START SUPPLIED RECORDS
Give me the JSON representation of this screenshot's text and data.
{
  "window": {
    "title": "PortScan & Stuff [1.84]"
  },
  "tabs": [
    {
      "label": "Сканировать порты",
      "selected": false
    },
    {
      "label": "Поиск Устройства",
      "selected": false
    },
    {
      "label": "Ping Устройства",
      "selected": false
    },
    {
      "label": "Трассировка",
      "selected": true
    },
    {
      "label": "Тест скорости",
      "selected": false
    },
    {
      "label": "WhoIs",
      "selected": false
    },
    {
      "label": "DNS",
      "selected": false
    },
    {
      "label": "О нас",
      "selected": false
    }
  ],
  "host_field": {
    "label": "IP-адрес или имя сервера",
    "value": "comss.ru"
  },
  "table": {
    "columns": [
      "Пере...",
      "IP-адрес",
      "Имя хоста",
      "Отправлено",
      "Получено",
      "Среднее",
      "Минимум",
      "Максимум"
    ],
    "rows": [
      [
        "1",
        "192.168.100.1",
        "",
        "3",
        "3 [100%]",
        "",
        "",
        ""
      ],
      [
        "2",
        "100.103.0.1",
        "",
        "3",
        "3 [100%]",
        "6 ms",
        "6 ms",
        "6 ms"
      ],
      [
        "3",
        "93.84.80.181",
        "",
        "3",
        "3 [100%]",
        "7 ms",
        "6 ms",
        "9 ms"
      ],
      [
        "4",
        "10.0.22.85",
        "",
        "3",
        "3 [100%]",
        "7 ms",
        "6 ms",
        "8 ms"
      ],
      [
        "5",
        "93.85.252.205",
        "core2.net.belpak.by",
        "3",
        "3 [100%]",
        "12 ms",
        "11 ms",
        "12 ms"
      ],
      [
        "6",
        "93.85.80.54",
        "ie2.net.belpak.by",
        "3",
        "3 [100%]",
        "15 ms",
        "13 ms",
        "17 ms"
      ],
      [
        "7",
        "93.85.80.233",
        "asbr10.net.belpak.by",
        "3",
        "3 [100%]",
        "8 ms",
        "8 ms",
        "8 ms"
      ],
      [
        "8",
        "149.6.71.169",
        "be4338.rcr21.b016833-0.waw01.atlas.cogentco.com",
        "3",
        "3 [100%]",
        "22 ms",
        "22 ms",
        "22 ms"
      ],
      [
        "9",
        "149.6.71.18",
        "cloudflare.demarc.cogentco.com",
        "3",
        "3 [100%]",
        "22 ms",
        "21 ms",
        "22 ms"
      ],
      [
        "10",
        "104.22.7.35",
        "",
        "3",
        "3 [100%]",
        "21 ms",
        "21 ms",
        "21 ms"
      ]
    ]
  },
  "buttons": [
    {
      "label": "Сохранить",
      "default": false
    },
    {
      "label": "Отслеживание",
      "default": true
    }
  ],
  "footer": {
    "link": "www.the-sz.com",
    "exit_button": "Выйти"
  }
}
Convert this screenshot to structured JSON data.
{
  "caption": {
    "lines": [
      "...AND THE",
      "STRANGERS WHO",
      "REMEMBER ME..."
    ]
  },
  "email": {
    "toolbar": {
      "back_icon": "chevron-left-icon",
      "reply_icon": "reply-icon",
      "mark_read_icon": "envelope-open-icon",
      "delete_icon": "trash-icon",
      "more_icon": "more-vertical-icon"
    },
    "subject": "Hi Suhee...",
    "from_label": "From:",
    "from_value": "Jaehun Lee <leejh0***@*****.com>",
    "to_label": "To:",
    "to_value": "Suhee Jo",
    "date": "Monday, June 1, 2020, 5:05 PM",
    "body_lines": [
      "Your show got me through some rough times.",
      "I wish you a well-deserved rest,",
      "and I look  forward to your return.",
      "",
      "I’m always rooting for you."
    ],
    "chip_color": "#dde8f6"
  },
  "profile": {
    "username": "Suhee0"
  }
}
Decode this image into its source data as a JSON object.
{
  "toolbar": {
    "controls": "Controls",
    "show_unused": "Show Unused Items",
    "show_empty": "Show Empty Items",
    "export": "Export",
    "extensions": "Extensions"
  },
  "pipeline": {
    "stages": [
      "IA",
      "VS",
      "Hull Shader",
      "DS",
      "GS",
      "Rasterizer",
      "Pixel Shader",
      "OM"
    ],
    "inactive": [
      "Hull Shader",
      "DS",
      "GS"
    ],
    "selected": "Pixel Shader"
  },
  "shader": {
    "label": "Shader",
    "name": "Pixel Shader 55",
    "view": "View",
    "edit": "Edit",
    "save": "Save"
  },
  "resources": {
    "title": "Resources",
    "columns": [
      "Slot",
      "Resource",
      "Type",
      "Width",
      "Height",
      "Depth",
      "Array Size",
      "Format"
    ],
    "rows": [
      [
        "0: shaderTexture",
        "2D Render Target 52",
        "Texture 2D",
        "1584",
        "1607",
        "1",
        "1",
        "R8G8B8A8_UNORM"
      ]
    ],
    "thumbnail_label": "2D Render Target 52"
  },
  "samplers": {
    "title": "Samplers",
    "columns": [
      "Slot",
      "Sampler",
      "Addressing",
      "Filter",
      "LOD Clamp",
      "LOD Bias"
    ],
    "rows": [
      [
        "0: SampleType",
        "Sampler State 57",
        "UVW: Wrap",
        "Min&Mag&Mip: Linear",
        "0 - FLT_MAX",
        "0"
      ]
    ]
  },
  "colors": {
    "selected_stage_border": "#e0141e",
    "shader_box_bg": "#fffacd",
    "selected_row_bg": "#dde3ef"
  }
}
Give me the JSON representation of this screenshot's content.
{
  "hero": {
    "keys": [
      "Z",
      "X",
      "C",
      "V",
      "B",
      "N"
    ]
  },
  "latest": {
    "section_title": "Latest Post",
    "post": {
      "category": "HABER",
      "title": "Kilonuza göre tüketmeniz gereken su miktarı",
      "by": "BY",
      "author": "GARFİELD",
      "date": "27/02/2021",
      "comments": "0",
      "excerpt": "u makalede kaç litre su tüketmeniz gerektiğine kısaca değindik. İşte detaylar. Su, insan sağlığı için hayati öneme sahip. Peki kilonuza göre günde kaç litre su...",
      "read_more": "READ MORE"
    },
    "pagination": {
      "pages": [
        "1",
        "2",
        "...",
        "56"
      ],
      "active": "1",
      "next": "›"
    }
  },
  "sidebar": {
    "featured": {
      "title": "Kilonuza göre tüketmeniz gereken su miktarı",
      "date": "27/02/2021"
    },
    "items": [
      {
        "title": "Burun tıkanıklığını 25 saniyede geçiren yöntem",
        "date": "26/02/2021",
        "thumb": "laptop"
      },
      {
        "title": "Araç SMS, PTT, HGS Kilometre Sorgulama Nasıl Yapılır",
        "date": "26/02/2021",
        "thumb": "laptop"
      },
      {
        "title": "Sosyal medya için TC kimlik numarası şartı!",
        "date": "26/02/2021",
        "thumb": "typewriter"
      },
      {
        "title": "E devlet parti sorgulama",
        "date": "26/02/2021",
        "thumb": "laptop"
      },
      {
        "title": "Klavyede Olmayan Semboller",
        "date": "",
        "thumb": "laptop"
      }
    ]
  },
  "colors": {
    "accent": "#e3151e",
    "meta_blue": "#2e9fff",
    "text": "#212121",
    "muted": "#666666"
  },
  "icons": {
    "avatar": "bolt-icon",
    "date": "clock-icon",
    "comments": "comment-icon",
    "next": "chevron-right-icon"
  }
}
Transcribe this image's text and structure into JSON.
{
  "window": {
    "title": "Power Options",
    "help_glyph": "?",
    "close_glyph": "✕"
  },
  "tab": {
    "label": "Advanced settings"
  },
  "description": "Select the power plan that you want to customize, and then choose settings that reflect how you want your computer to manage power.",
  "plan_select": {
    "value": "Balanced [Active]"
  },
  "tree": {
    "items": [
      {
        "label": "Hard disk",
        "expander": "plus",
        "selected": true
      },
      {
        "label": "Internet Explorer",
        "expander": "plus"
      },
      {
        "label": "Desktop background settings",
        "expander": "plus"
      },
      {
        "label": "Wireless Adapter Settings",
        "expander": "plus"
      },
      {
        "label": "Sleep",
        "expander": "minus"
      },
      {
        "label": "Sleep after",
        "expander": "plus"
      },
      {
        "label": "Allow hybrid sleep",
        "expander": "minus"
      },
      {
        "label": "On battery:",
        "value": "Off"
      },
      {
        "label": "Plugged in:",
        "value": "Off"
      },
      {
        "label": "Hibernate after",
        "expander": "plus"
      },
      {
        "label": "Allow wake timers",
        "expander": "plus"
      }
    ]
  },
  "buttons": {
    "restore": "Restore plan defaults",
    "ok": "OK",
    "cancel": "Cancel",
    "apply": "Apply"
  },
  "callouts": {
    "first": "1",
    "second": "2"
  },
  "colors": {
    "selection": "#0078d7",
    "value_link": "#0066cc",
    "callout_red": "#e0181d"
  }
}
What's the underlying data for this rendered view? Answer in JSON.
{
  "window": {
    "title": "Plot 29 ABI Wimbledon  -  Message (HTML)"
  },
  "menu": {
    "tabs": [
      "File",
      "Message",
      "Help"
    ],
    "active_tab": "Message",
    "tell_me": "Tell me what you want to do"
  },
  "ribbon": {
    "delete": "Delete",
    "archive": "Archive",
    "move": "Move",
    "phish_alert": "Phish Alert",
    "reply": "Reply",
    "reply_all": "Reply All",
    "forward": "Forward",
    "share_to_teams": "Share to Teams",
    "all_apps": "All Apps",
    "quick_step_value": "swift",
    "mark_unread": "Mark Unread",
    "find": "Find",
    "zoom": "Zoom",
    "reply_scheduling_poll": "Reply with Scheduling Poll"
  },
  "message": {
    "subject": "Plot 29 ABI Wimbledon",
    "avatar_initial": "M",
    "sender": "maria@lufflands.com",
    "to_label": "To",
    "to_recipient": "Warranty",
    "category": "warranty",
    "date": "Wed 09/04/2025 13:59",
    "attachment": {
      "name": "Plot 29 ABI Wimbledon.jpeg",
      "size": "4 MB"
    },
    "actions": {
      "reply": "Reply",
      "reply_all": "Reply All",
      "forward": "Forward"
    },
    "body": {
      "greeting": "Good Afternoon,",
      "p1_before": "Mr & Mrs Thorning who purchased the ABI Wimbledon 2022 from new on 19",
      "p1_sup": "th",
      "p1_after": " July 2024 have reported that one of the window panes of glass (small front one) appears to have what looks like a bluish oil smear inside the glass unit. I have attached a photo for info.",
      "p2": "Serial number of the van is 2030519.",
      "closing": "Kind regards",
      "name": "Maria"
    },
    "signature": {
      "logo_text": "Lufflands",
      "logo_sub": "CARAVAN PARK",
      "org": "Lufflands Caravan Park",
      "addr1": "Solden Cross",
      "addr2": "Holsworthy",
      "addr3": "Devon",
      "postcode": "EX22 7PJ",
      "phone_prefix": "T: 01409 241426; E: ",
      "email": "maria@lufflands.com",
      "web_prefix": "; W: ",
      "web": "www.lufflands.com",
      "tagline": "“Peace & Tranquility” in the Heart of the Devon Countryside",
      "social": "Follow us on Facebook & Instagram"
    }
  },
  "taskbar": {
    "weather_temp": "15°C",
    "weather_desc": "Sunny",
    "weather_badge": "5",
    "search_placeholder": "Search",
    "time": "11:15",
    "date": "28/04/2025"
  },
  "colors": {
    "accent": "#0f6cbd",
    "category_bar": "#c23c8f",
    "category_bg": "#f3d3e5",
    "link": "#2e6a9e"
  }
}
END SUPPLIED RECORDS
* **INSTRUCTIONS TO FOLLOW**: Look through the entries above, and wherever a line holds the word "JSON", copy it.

* **SOLUTION**:
Give me the JSON representation of this screenshot's text and data.
Convert this screenshot to structured JSON data.
Decode this image into its source data as a JSON object.
Give me the JSON representation of this screenshot's content.
Transcribe this image's text and structure into JSON.
What's the underlying data for this rendered view? Answer in JSON.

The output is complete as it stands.